The state-by-state showdown on health care reform is trudging forward, with a recent ruling by Virginia Judge Norman Moon upholding the constitutionality of the law. However, Florida appears to be leading the charge in the fight against the law. Back in October, U.S. District Court Judge Roger Vinson gave the go-ahead to a 20-state lawsuit, filed by Florida Attorney General Bill McCollum. While the Florida court dismissed four counts, the court denied motions to dismiss counts regarding the individual mandate and Medicaid expansion – two key issues bundled within the reform package.

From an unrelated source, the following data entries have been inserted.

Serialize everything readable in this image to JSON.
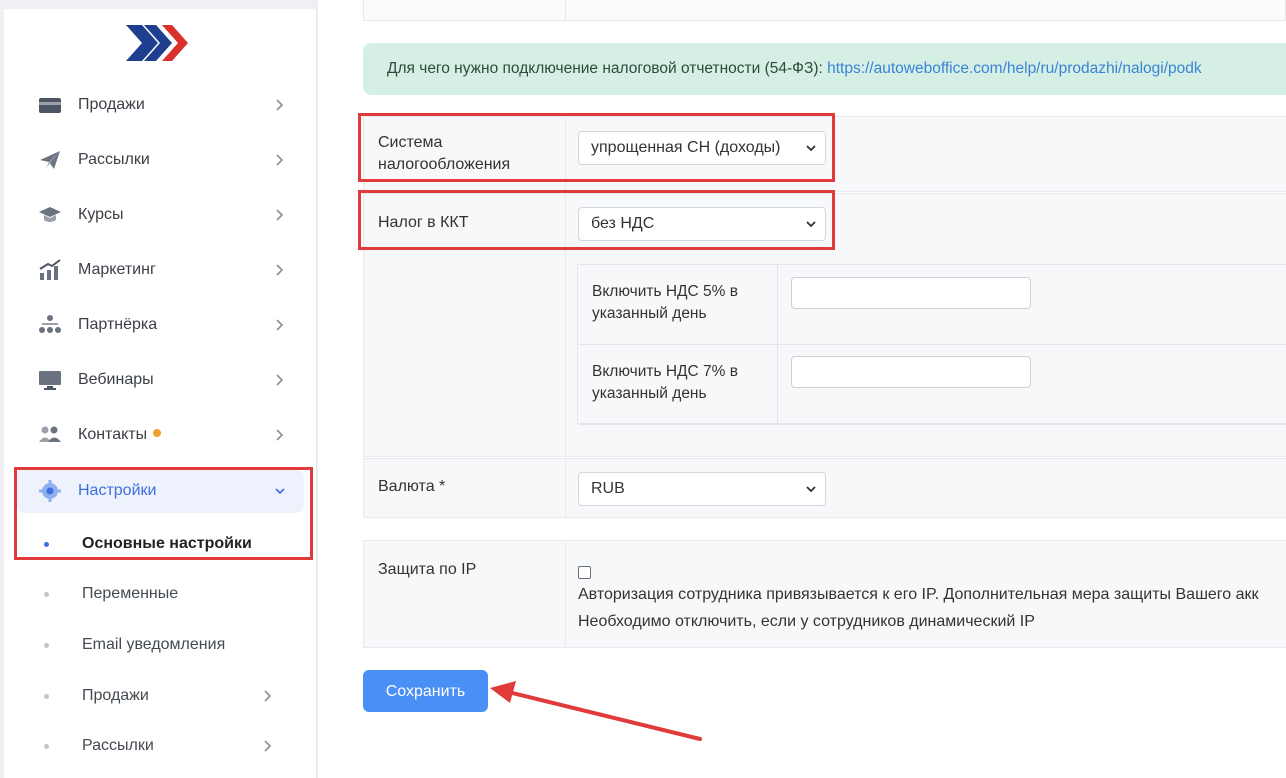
{
  "sidebar": {
    "items": [
      {
        "label": "Продажи",
        "icon": "card-icon"
      },
      {
        "label": "Рассылки",
        "icon": "paper-plane-icon"
      },
      {
        "label": "Курсы",
        "icon": "graduation-cap-icon"
      },
      {
        "label": "Маркетинг",
        "icon": "growth-chart-icon"
      },
      {
        "label": "Партнёрка",
        "icon": "hierarchy-icon"
      },
      {
        "label": "Вебинары",
        "icon": "monitor-icon"
      },
      {
        "label": "Контакты",
        "icon": "people-icon"
      },
      {
        "label": "Настройки",
        "icon": "gear-icon"
      }
    ],
    "subitems": [
      {
        "label": "Основные настройки"
      },
      {
        "label": "Переменные"
      },
      {
        "label": "Email уведомления"
      },
      {
        "label": "Продажи"
      },
      {
        "label": "Рассылки"
      }
    ]
  },
  "main": {
    "info_text": "Для чего нужно подключение налоговой отчетности (54-ФЗ): ",
    "info_link": "https://autoweboffice.com/help/ru/prodazhi/nalogi/podk",
    "tax_system": {
      "label_line1": "Система",
      "label_line2": "налогообложения",
      "value": "упрощенная СН (доходы)"
    },
    "kkt_tax": {
      "label": "Налог в ККТ",
      "value": "без НДС"
    },
    "vat5": {
      "label_line1": "Включить НДС 5% в",
      "label_line2": "указанный день",
      "value": ""
    },
    "vat7": {
      "label_line1": "Включить НДС 7% в",
      "label_line2": "указанный день",
      "value": ""
    },
    "currency": {
      "label": "Валюта *",
      "value": "RUB"
    },
    "ip_protect": {
      "label": "Защита по IP",
      "checked": false,
      "help_line1": "Авторизация сотрудника привязывается к его IP. Дополнительная мера защиты Вашего акк",
      "help_line2": "Необходимо отключить, если у сотрудников динамический IP"
    },
    "save_label": "Сохранить"
  },
  "colors": {
    "accent": "#4a8ff5",
    "highlight": "#e03a3a",
    "info_bg": "#d5efe5"
  }
}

“As the nonpartisan CBO concluded 16 years ago (when the individual mandate was considered, but not pursued during the 1994 national health care reform efforts): “A mandate requiring all individuals to purchase health insurance would be an unprecedented form of federal action. The government has never required people to buy any good or service as a condition of lawful residence in the United States … at this stage of the case, the plaintiffs have most definitely stated a plausible claim with respect to this cause of action,” Vinson explained in his ruling.
And that’s not all. Rep. Dean Cannon spoke out against reform on his first day as Florida’s new House speaker, asking, “Should it really be the role of government to require people to purchase a health insurance product they don’t want, raise taxes to give that same product to others who can’t afford it, and commandeer our state government and its resources to carry it out? Or, should we work to limit government and empower the private sector?”
Among the movements roiling in the state capital, GOP legislators recently re-filed an altered version of a constitutional amendment first drafted in the spring, which originally instructed that Florida businesses and residents couldn’t be forced to buy insurance. Though a Tallahassee judge dismissed the movement from the November ballot on the grounds that its language was misleading, lawmakers hope to place the updated version in front of voters in 2012. State put in place to determine whether health care reform provisions might harm insurance agents. And legislative leaders are looking to block the spending and rules that drive the very core provisions of the bill, including a refusal on the part of state regulators to impose the medical loss ratio requirements that may spell refunds for consumers – but which health carriers claim would put a dent in their profits. The lawmakers have the backing of Gov.-elect Rick Scott, who has stated that he simply won’t allow the state to help health reform come to fruition.
Florida has 3.8 million uninsured residents, making it one of the top states that reform would affect. Yet the state appears to be proving the law’s central philosophy to be incorrect: that the states would drive most of the systematic changes contained within the package. In the time remaining before 2014, when the most dramatic provisions are scheduled to kick in, Florida could prove to be an even more formidable opponent than ever before. Already, about half a dozen up-and-coming Republicans are stating their tentative plans to take on Democratic Sen. Bill Nelson in 2012. Among those leading the race? Mike Haridopolos, the new state Senate president, who stated that his physician wife cried when the House passed health care reform in March.